───── GIVEN DATA

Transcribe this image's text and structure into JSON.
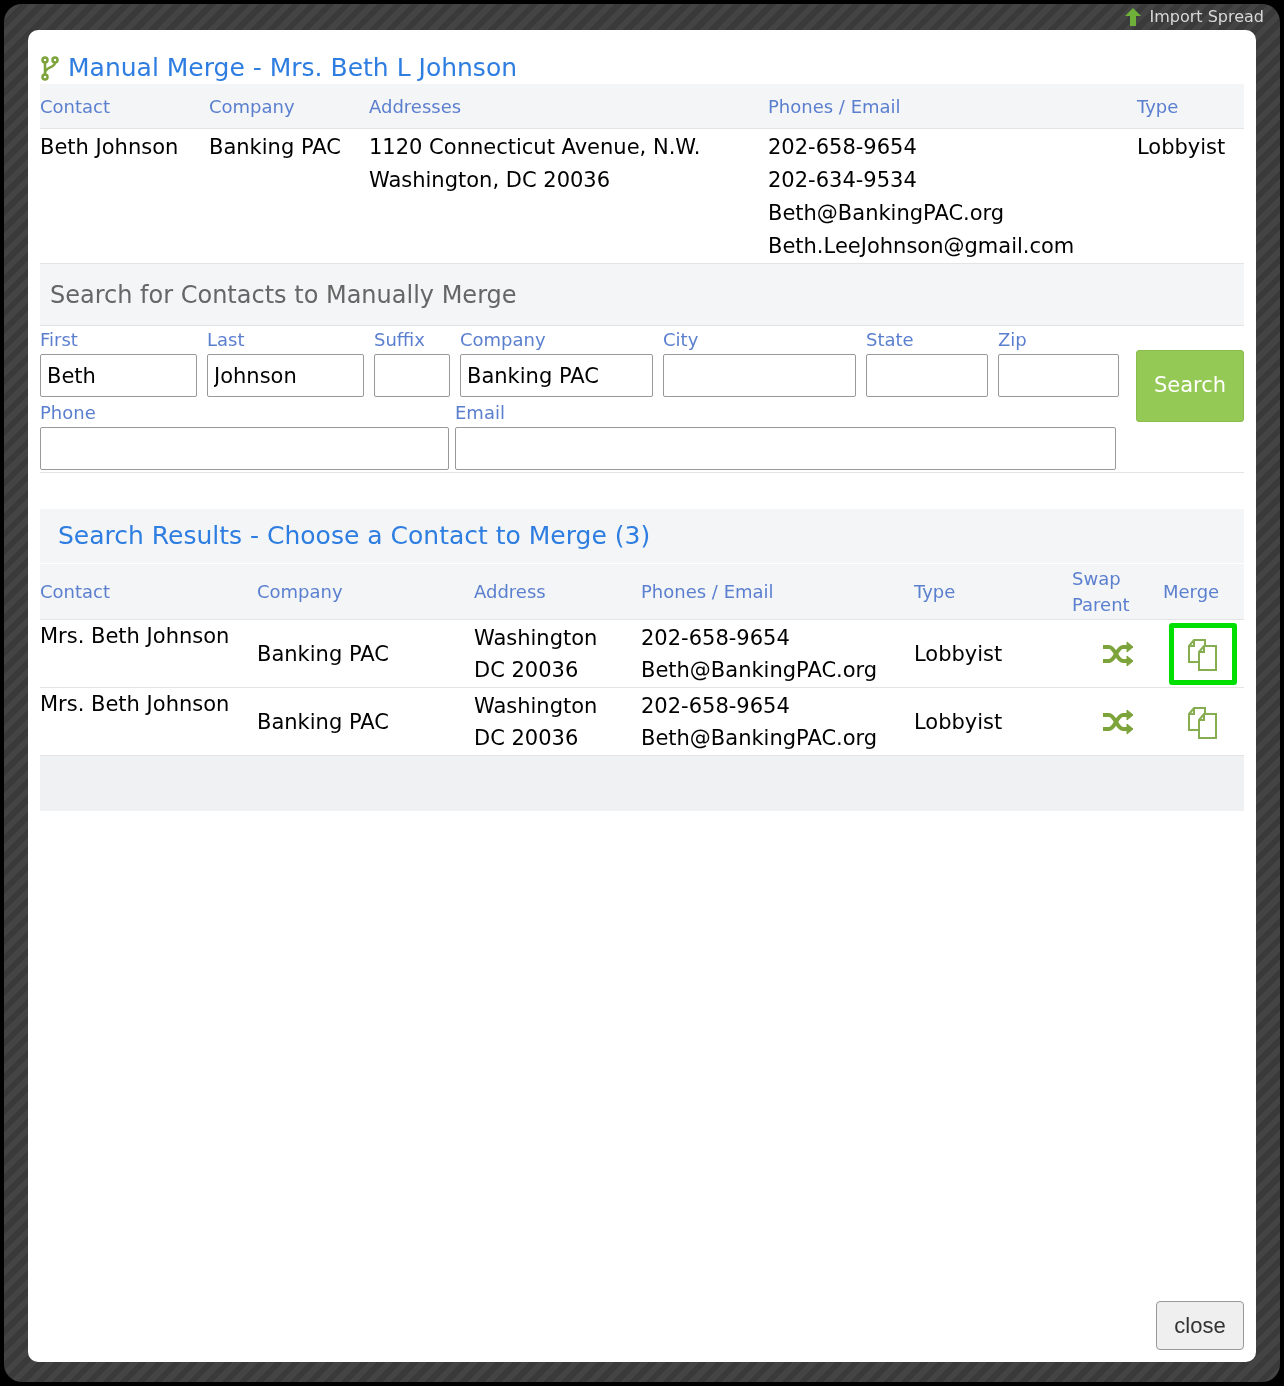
{
  "background": {
    "button": "Import Spread"
  },
  "dialog": {
    "title": "Manual Merge - Mrs. Beth L Johnson",
    "contact_table": {
      "columns": [
        "Contact",
        "Company",
        "Addresses",
        "Phones / Email",
        "Type"
      ],
      "row": {
        "contact": "Beth Johnson",
        "company": "Banking PAC",
        "addresses": [
          "1120 Connecticut Avenue, N.W.",
          "Washington, DC 20036"
        ],
        "phones_email": [
          "202-658-9654",
          "202-634-9534",
          "Beth@BankingPAC.org",
          "Beth.LeeJohnson@gmail.com"
        ],
        "type": "Lobbyist"
      }
    },
    "search_form": {
      "heading": "Search for Contacts to Manually Merge",
      "fields": [
        {
          "label": "First",
          "value": "Beth"
        },
        {
          "label": "Last",
          "value": "Johnson"
        },
        {
          "label": "Suffix"
        },
        {
          "label": "Company",
          "value": "Banking PAC"
        },
        {
          "label": "City"
        },
        {
          "label": "State"
        },
        {
          "label": "Zip"
        },
        {
          "label": "Phone"
        },
        {
          "label": "Email"
        }
      ],
      "button": "Search"
    },
    "results": {
      "heading": "Search Results - Choose a Contact to Merge (3)",
      "columns": [
        "Contact",
        "Company",
        "Address",
        "Phones / Email",
        "Type",
        "Swap Parent",
        "Merge"
      ],
      "rows": [
        {
          "contact": "Mrs. Beth Johnson",
          "company": "Banking PAC",
          "address": [
            "Washington",
            "DC 20036"
          ],
          "phones_email": [
            "202-658-9654",
            "Beth@BankingPAC.org"
          ],
          "type": "Lobbyist",
          "selected": true
        },
        {
          "contact": "Mrs. Beth Johnson",
          "company": "Banking PAC",
          "address": [
            "Washington",
            "DC 20036"
          ],
          "phones_email": [
            "202-658-9654",
            "Beth@BankingPAC.org"
          ],
          "type": "Lobbyist",
          "selected": false
        }
      ]
    },
    "close_button": "close"
  }
}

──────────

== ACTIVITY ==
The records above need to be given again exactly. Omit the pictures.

== OUTPUT ==
Transcribe this image's text and structure into JSON.
{
  "background": {
    "button": "Import Spread"
  },
  "dialog": {
    "title": "Manual Merge - Mrs. Beth L Johnson",
    "contact_table": {
      "columns": [
        "Contact",
        "Company",
        "Addresses",
        "Phones / Email",
        "Type"
      ],
      "row": {
        "contact": "Beth Johnson",
        "company": "Banking PAC",
        "addresses": [
          "1120 Connecticut Avenue, N.W.",
          "Washington, DC 20036"
        ],
        "phones_email": [
          "202-658-9654",
          "202-634-9534",
          "Beth@BankingPAC.org",
          "Beth.LeeJohnson@gmail.com"
        ],
        "type": "Lobbyist"
      }
    },
    "search_form": {
      "heading": "Search for Contacts to Manually Merge",
      "fields": [
        {
          "label": "First",
          "value": "Beth"
        },
        {
          "label": "Last",
          "value": "Johnson"
        },
        {
          "label": "Suffix"
        },
        {
          "label": "Company",
          "value": "Banking PAC"
        },
        {
          "label": "City"
        },
        {
          "label": "State"
        },
        {
          "label": "Zip"
        },
        {
          "label": "Phone"
        },
        {
          "label": "Email"
        }
      ],
      "button": "Search"
    },
    "results": {
      "heading": "Search Results - Choose a Contact to Merge (3)",
      "columns": [
        "Contact",
        "Company",
        "Address",
        "Phones / Email",
        "Type",
        "Swap Parent",
        "Merge"
      ],
      "rows": [
        {
          "contact": "Mrs. Beth Johnson",
          "company": "Banking PAC",
          "address": [
            "Washington",
            "DC 20036"
          ],
          "phones_email": [
            "202-658-9654",
            "Beth@BankingPAC.org"
          ],
          "type": "Lobbyist",
          "selected": true
        },
        {
          "contact": "Mrs. Beth Johnson",
          "company": "Banking PAC",
          "address": [
            "Washington",
            "DC 20036"
          ],
          "phones_email": [
            "202-658-9654",
            "Beth@BankingPAC.org"
          ],
          "type": "Lobbyist",
          "selected": false
        }
      ]
    },
    "close_button": "close"
  }
}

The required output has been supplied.